PROBLEM TO SOLVE. Copies of all lines containing the string "label" are needed from the data below.
AVAILABLE RECORDS below:
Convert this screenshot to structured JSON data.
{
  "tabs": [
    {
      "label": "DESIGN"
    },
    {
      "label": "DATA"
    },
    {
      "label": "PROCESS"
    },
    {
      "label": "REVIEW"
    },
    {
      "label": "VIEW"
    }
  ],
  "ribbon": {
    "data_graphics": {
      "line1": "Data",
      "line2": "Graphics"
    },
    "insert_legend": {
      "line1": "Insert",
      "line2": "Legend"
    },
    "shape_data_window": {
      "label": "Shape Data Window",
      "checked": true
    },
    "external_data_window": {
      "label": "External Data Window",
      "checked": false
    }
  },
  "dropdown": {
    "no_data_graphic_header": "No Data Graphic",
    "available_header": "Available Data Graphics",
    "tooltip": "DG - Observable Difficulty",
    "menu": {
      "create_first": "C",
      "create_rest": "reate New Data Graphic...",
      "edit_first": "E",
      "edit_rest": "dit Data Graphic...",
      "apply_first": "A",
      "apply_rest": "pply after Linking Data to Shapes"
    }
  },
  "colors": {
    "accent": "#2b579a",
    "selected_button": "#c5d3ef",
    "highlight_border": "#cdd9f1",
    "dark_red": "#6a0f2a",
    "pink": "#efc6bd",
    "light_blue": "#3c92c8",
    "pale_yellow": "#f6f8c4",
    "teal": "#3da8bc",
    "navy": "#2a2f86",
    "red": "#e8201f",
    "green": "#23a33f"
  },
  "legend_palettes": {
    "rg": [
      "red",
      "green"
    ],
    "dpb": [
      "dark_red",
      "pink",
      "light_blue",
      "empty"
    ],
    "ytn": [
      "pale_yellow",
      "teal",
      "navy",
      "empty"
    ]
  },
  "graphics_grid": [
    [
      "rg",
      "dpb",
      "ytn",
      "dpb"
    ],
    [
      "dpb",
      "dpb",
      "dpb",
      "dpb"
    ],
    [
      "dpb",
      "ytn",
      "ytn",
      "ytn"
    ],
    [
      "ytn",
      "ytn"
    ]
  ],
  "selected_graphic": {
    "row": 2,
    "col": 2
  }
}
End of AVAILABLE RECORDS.
ANSWER TO THE EXERCISE.
      "label": "DESIGN"
      "label": "DATA"
      "label": "PROCESS"
      "label": "REVIEW"
      "label": "VIEW"
      "label": "Shape Data Window",
      "label": "External Data Window",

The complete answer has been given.